Nothing but the text should be carried over: reproduce all the data exactly and leave out every image.
════
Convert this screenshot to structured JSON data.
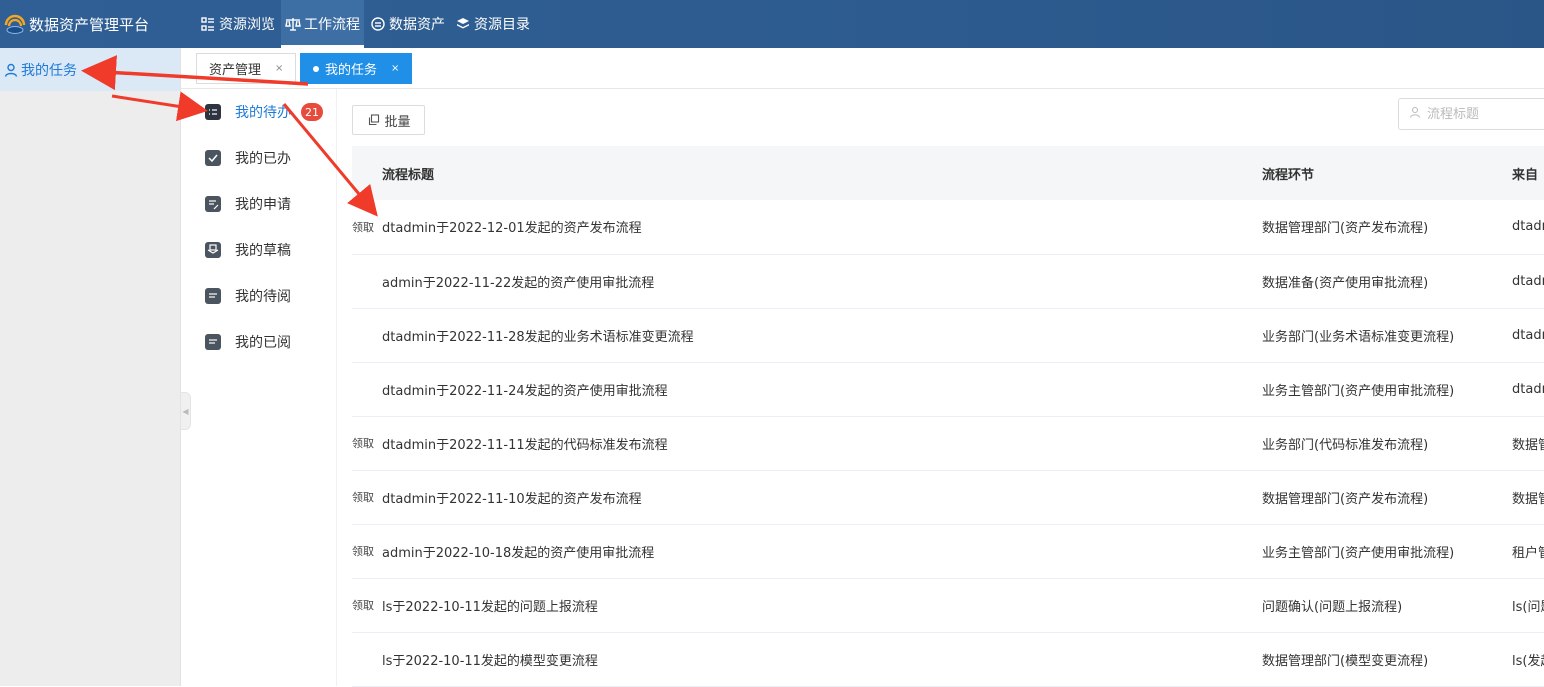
{
  "app": {
    "title": "数据资产管理平台"
  },
  "nav": [
    {
      "label": "资源浏览",
      "icon": "grid-list-icon",
      "active": false
    },
    {
      "label": "工作流程",
      "icon": "workflow-icon",
      "active": true
    },
    {
      "label": "数据资产",
      "icon": "asset-icon",
      "active": false
    },
    {
      "label": "资源目录",
      "icon": "layers-icon",
      "active": false
    }
  ],
  "sidebar": {
    "items": [
      {
        "label": "我的任务",
        "icon": "user-icon",
        "active": true
      }
    ]
  },
  "tabs": [
    {
      "label": "资产管理",
      "close": "×",
      "active": false
    },
    {
      "label": "我的任务",
      "close": "×",
      "active": true
    }
  ],
  "submenu": {
    "items": [
      {
        "label": "我的待办",
        "icon": "todo-icon",
        "active": true,
        "badge": "21"
      },
      {
        "label": "我的已办",
        "icon": "done-icon",
        "active": false
      },
      {
        "label": "我的申请",
        "icon": "apply-icon",
        "active": false
      },
      {
        "label": "我的草稿",
        "icon": "draft-icon",
        "active": false
      },
      {
        "label": "我的待阅",
        "icon": "unread-icon",
        "active": false
      },
      {
        "label": "我的已阅",
        "icon": "read-icon",
        "active": false
      }
    ]
  },
  "toolbar": {
    "batch_label": "批量"
  },
  "search": {
    "placeholder": "流程标题"
  },
  "table": {
    "headers": {
      "title": "流程标题",
      "node": "流程环节",
      "from": "来自"
    },
    "rows": [
      {
        "claim": "领取",
        "title": "dtadmin于2022-12-01发起的资产发布流程",
        "node": "数据管理部门(资产发布流程)",
        "from": "dtadm"
      },
      {
        "claim": "",
        "title": "admin于2022-11-22发起的资产使用审批流程",
        "node": "数据准备(资产使用审批流程)",
        "from": "dtadm"
      },
      {
        "claim": "",
        "title": "dtadmin于2022-11-28发起的业务术语标准变更流程",
        "node": "业务部门(业务术语标准变更流程)",
        "from": "dtadm"
      },
      {
        "claim": "",
        "title": "dtadmin于2022-11-24发起的资产使用审批流程",
        "node": "业务主管部门(资产使用审批流程)",
        "from": "dtadm"
      },
      {
        "claim": "领取",
        "title": "dtadmin于2022-11-11发起的代码标准发布流程",
        "node": "业务部门(代码标准发布流程)",
        "from": "数据管"
      },
      {
        "claim": "领取",
        "title": "dtadmin于2022-11-10发起的资产发布流程",
        "node": "数据管理部门(资产发布流程)",
        "from": "数据管"
      },
      {
        "claim": "领取",
        "title": "admin于2022-10-18发起的资产使用审批流程",
        "node": "业务主管部门(资产使用审批流程)",
        "from": "租户管"
      },
      {
        "claim": "领取",
        "title": "ls于2022-10-11发起的问题上报流程",
        "node": "问题确认(问题上报流程)",
        "from": "ls(问题"
      },
      {
        "claim": "",
        "title": "ls于2022-10-11发起的模型变更流程",
        "node": "数据管理部门(模型变更流程)",
        "from": "ls(发起"
      }
    ]
  },
  "colors": {
    "accent": "#1e7ad6",
    "tab_active": "#1f8fe8",
    "topbar": "#2d5b8f",
    "badge": "#e74b3c",
    "annotation": "#f03a2a"
  }
}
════
→ Response to this task:
Convert this screenshot to structured JSON data.
{
  "app": {
    "title": "数据资产管理平台"
  },
  "nav": [
    {
      "label": "资源浏览",
      "icon": "grid-list-icon",
      "active": false
    },
    {
      "label": "工作流程",
      "icon": "workflow-icon",
      "active": true
    },
    {
      "label": "数据资产",
      "icon": "asset-icon",
      "active": false
    },
    {
      "label": "资源目录",
      "icon": "layers-icon",
      "active": false
    }
  ],
  "sidebar": {
    "items": [
      {
        "label": "我的任务",
        "icon": "user-icon",
        "active": true
      }
    ]
  },
  "tabs": [
    {
      "label": "资产管理",
      "close": "×",
      "active": false
    },
    {
      "label": "我的任务",
      "close": "×",
      "active": true
    }
  ],
  "submenu": {
    "items": [
      {
        "label": "我的待办",
        "icon": "todo-icon",
        "active": true,
        "badge": "21"
      },
      {
        "label": "我的已办",
        "icon": "done-icon",
        "active": false
      },
      {
        "label": "我的申请",
        "icon": "apply-icon",
        "active": false
      },
      {
        "label": "我的草稿",
        "icon": "draft-icon",
        "active": false
      },
      {
        "label": "我的待阅",
        "icon": "unread-icon",
        "active": false
      },
      {
        "label": "我的已阅",
        "icon": "read-icon",
        "active": false
      }
    ]
  },
  "toolbar": {
    "batch_label": "批量"
  },
  "search": {
    "placeholder": "流程标题"
  },
  "table": {
    "headers": {
      "title": "流程标题",
      "node": "流程环节",
      "from": "来自"
    },
    "rows": [
      {
        "claim": "领取",
        "title": "dtadmin于2022-12-01发起的资产发布流程",
        "node": "数据管理部门(资产发布流程)",
        "from": "dtadm"
      },
      {
        "claim": "",
        "title": "admin于2022-11-22发起的资产使用审批流程",
        "node": "数据准备(资产使用审批流程)",
        "from": "dtadm"
      },
      {
        "claim": "",
        "title": "dtadmin于2022-11-28发起的业务术语标准变更流程",
        "node": "业务部门(业务术语标准变更流程)",
        "from": "dtadm"
      },
      {
        "claim": "",
        "title": "dtadmin于2022-11-24发起的资产使用审批流程",
        "node": "业务主管部门(资产使用审批流程)",
        "from": "dtadm"
      },
      {
        "claim": "领取",
        "title": "dtadmin于2022-11-11发起的代码标准发布流程",
        "node": "业务部门(代码标准发布流程)",
        "from": "数据管"
      },
      {
        "claim": "领取",
        "title": "dtadmin于2022-11-10发起的资产发布流程",
        "node": "数据管理部门(资产发布流程)",
        "from": "数据管"
      },
      {
        "claim": "领取",
        "title": "admin于2022-10-18发起的资产使用审批流程",
        "node": "业务主管部门(资产使用审批流程)",
        "from": "租户管"
      },
      {
        "claim": "领取",
        "title": "ls于2022-10-11发起的问题上报流程",
        "node": "问题确认(问题上报流程)",
        "from": "ls(问题"
      },
      {
        "claim": "",
        "title": "ls于2022-10-11发起的模型变更流程",
        "node": "数据管理部门(模型变更流程)",
        "from": "ls(发起"
      }
    ]
  },
  "colors": {
    "accent": "#1e7ad6",
    "tab_active": "#1f8fe8",
    "topbar": "#2d5b8f",
    "badge": "#e74b3c",
    "annotation": "#f03a2a"
  }
}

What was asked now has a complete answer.